Part of the problem is the politics of right now. Right now, any idiot can get on the radio and TV and start yelling about how “they” don’t work but “we” do. “We” is a direct line to white nationalism. There are those favored by God who should inherit this continent, whose labors are a blessing. They are making the New World the Kingdom of God, continuing traditions built by Puritans and preserved by the Constitution. Private property and the freedom to worship go hand-in-hand. And then there are the ungodly, those who don’t deserve to be here. They complain about being massacred or their rights being violated, because, um, they’re being massacred and their rights are being violated. They have the nerve to say that this country is nothing but a giant prison that lets its own citizens die so it can run commercials for drugs that remedy erectile dysfunction.
“Mowing” lets this cruel, nostalgic nonsense win the day. It paints a picture where speech is unnecessary if one is doing the work one ought. “There was never a sound beside the wood but one, / And that was my long scythe whispering to the ground.” Literally, one does the work of the reaper, and it is nothing but virtuous. This poem, taught in certain settings to certain audiences, is a way of saying other people should not dare to speak out.
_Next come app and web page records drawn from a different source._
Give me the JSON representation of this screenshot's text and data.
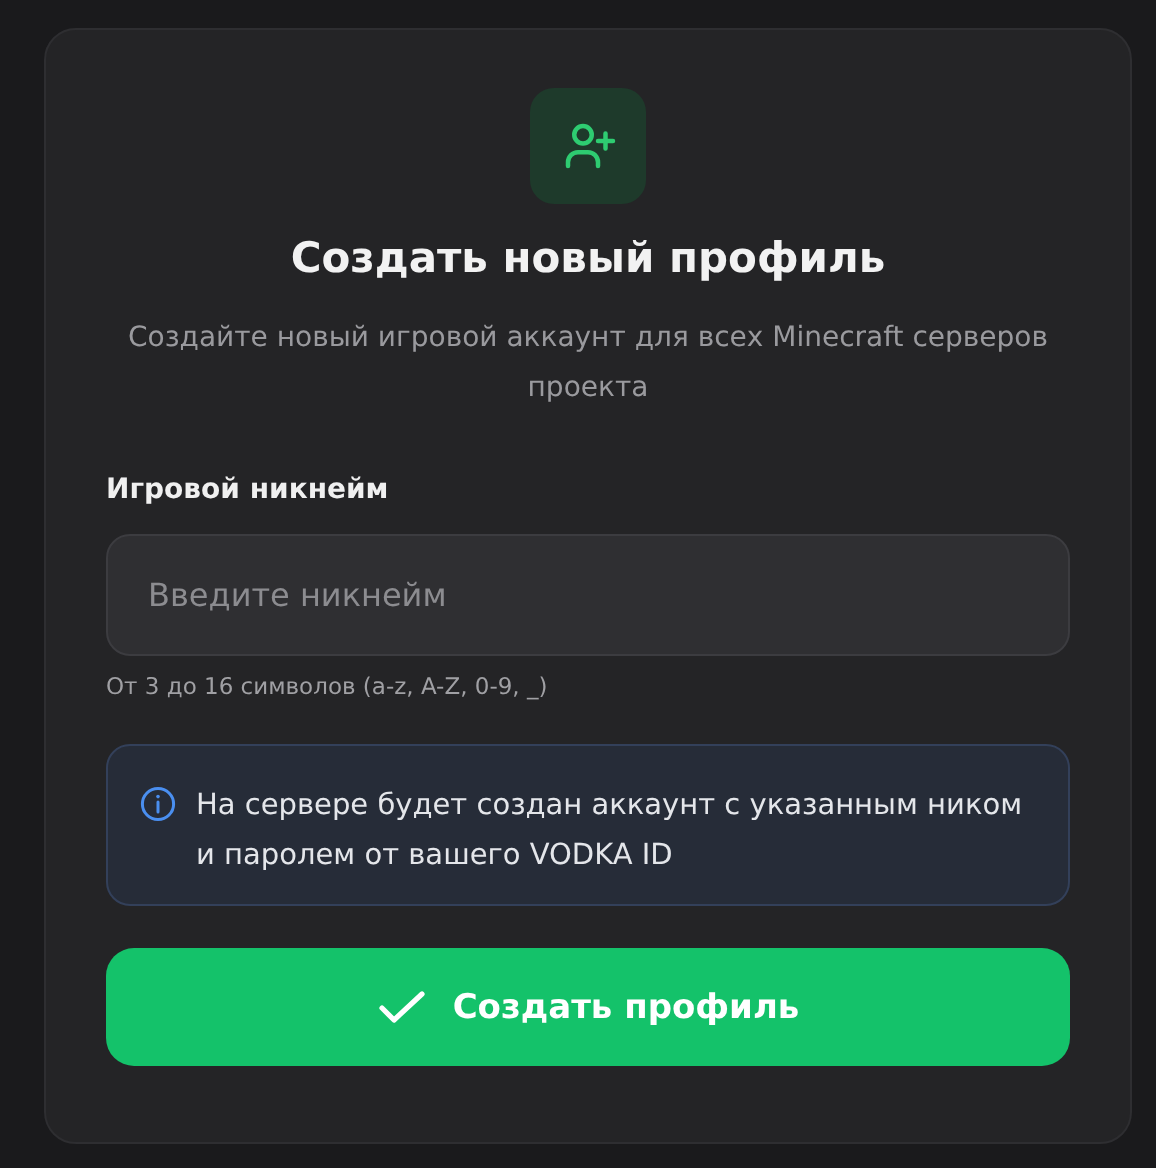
{
  "header": {
    "title": "Создать новый профиль",
    "subtitle": "Создайте новый игровой аккаунт для всех Minecraft серверов проекта"
  },
  "nickname_field": {
    "label": "Игровой никнейм",
    "placeholder": "Введите никнейм",
    "hint": "От 3 до 16 символов (a-z, A-Z, 0-9, _)"
  },
  "info_notice": {
    "text": "На сервере будет создан аккаунт с указанным ником и паролем от вашего VODKA ID"
  },
  "submit_button": {
    "label": "Создать профиль"
  }
}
That speaking is, by definition, not working.
One can argue Frost does not live in the shadow of January 6th and an emboldened white nationalist movement which was a minute away from killing the Vice President. Fine. That might make this even worse: If we were in another country, reading this poem, wouldn’t we see this as imperial propaganda? The farm laborer is depicted as a greater man than most mythological figures. To wit: “It was not dream of the gift of idle hours, / Or easy gold at the hand of fay or elf: / Anything more than the truth would have seemed too weak / To the earnest love that laid the swale in rows.”
There’s no hint that, in America, you can’t just work hard. Everyone wants to work hard. But plenty of people have been denied that opportunity to begin with. Either they’re not hired, or they’re put in situations where they are worked to death. Or stripped of dignity day-by-day. But here, the poem treats the virtue of the laborer as easily recognizable. It isn’t something that kills or traps them; the “truth” stands as a testament to it, and it is a product of “earnest love.”
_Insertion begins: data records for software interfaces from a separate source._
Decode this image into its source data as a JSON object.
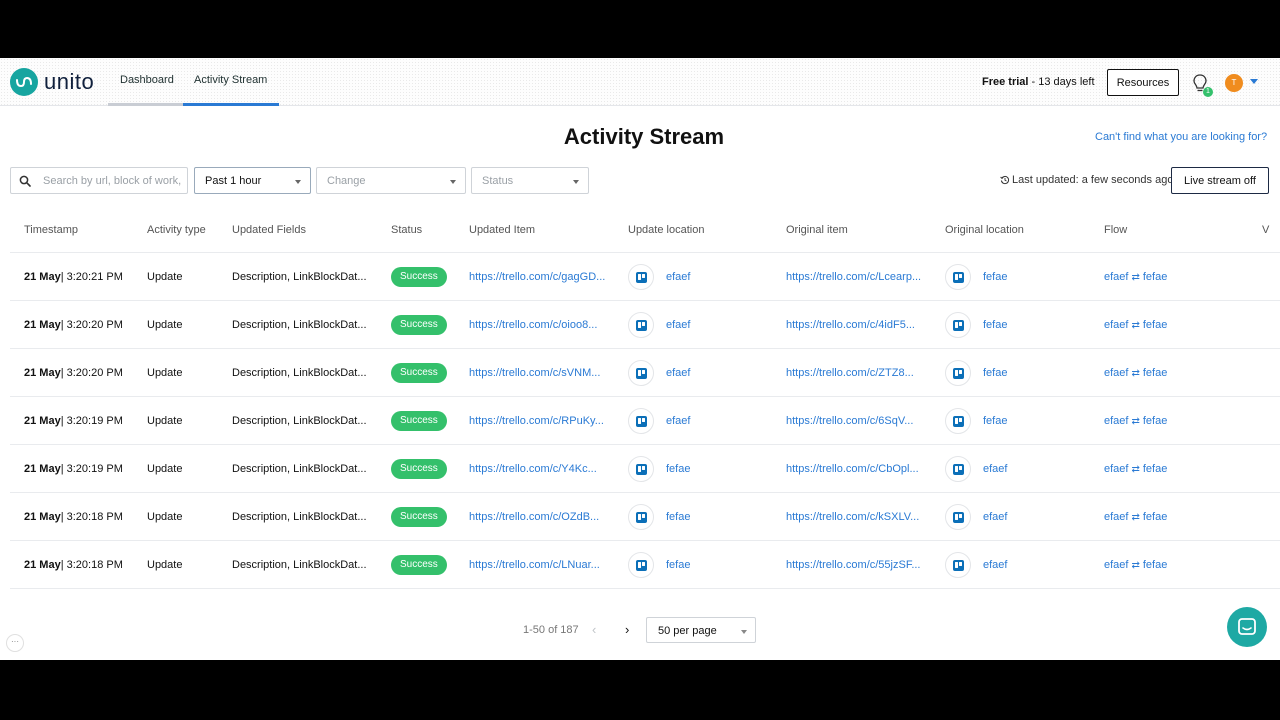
{
  "nav": {
    "brand": "unito",
    "dashboard": "Dashboard",
    "activity_stream": "Activity Stream",
    "free_trial_bold": "Free trial",
    "free_trial_rest": " - 13 days left",
    "resources": "Resources",
    "notification_count": "1",
    "avatar_initial": "T"
  },
  "page": {
    "title": "Activity Stream",
    "help_link": "Can't find what you are looking for?"
  },
  "filters": {
    "search_placeholder": "Search by url, block of work, flow",
    "time_range": "Past 1 hour",
    "change": "Change",
    "status": "Status",
    "last_updated": "Last updated: a few seconds ago",
    "live_stream": "Live stream off"
  },
  "table": {
    "headers": [
      "Timestamp",
      "Activity type",
      "Updated Fields",
      "Status",
      "Updated Item",
      "Update location",
      "Original item",
      "Original location",
      "Flow",
      "V"
    ],
    "rows": [
      {
        "date": "21 May",
        "time": " | 3:20:21 PM",
        "type": "Update",
        "fields": "Description, LinkBlockDat...",
        "status": "Success",
        "updated_item": "https://trello.com/c/gagGD...",
        "update_location": "efaef",
        "original_item": "https://trello.com/c/Lcearp...",
        "original_location": "fefae",
        "flow_a": "efaef",
        "flow_b": "fefae"
      },
      {
        "date": "21 May",
        "time": " | 3:20:20 PM",
        "type": "Update",
        "fields": "Description, LinkBlockDat...",
        "status": "Success",
        "updated_item": "https://trello.com/c/oioo8...",
        "update_location": "efaef",
        "original_item": "https://trello.com/c/4idF5...",
        "original_location": "fefae",
        "flow_a": "efaef",
        "flow_b": "fefae"
      },
      {
        "date": "21 May",
        "time": " | 3:20:20 PM",
        "type": "Update",
        "fields": "Description, LinkBlockDat...",
        "status": "Success",
        "updated_item": "https://trello.com/c/sVNM...",
        "update_location": "efaef",
        "original_item": "https://trello.com/c/ZTZ8...",
        "original_location": "fefae",
        "flow_a": "efaef",
        "flow_b": "fefae"
      },
      {
        "date": "21 May",
        "time": " | 3:20:19 PM",
        "type": "Update",
        "fields": "Description, LinkBlockDat...",
        "status": "Success",
        "updated_item": "https://trello.com/c/RPuKy...",
        "update_location": "efaef",
        "original_item": "https://trello.com/c/6SqV...",
        "original_location": "fefae",
        "flow_a": "efaef",
        "flow_b": "fefae"
      },
      {
        "date": "21 May",
        "time": " | 3:20:19 PM",
        "type": "Update",
        "fields": "Description, LinkBlockDat...",
        "status": "Success",
        "updated_item": "https://trello.com/c/Y4Kc...",
        "update_location": "fefae",
        "original_item": "https://trello.com/c/CbOpl...",
        "original_location": "efaef",
        "flow_a": "efaef",
        "flow_b": "fefae"
      },
      {
        "date": "21 May",
        "time": " | 3:20:18 PM",
        "type": "Update",
        "fields": "Description, LinkBlockDat...",
        "status": "Success",
        "updated_item": "https://trello.com/c/OZdB...",
        "update_location": "fefae",
        "original_item": "https://trello.com/c/kSXLV...",
        "original_location": "efaef",
        "flow_a": "efaef",
        "flow_b": "fefae"
      },
      {
        "date": "21 May",
        "time": " | 3:20:18 PM",
        "type": "Update",
        "fields": "Description, LinkBlockDat...",
        "status": "Success",
        "updated_item": "https://trello.com/c/LNuar...",
        "update_location": "fefae",
        "original_item": "https://trello.com/c/55jzSF...",
        "original_location": "efaef",
        "flow_a": "efaef",
        "flow_b": "fefae"
      }
    ]
  },
  "pagination": {
    "range": "1-50 of 187",
    "per_page": "50 per page"
  },
  "colors": {
    "brand": "#17a5a0",
    "link": "#2a7ad4",
    "success": "#34c06b",
    "avatar": "#f08c1e"
  },
  "icons": [
    "search-icon",
    "chevron-down-icon",
    "lightbulb-icon",
    "history-icon",
    "trello-icon",
    "sync-arrows-icon",
    "chevron-left-icon",
    "chevron-right-icon",
    "chat-icon"
  ]
}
To be recognized for one’s efforts and productivity is a matter of privilege. And when one goes further and says that effort and productivity rivals that of heroes and saints, what is being justified? It’s not absurd to say Frost’s reaper has inherited the Earth. Plenty of schoolboys read this poem and acted out their imperial ambitions. They may not have been inspired by it, but they certainly weren’t stopped by it.
It may be objected that Frost would see my criticism and admonish me for neglecting his ironic, detached stance. After all, he wrote a poem about the virtue of not speaking, of laboring on a farm and calling it a dream.
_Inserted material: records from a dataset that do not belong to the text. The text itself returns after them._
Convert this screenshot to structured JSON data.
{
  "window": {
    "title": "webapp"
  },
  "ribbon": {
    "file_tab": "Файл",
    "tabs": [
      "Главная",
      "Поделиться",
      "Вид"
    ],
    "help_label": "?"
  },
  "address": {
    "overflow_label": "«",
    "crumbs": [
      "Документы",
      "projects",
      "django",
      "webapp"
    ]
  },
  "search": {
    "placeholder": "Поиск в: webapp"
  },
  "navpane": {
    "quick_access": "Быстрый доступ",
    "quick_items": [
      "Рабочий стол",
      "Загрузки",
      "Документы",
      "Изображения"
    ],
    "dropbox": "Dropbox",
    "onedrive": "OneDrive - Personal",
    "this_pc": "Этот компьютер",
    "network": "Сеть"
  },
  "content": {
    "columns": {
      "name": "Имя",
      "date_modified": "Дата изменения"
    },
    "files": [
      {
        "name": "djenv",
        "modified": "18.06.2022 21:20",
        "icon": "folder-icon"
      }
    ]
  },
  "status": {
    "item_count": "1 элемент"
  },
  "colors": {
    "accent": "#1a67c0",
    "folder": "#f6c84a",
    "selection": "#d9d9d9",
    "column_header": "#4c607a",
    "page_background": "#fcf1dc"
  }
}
My response is simple: I’ve seen too many people dismiss extremism as mere rhetoric or a joke, when in reality it rots your brain. Braindead nostalgia is a form of extremism. The fruits of one’s labor never spoke for themselves; the fact is the sweetest dream that labor knows asks any intelligent reader to clarify “fact,” “labor,” and knowledge. Frost’s snark isn’t good enough to save us from how this poem is used in certain curricula at this moment, where the only poets being read are from decades ago. Where someone can get a graduate degree and not have read a book from the last 100 years. I work with a great books approach when I teach. I’m not unaware of how much more is needed to make it work, to craft a truly educational experience.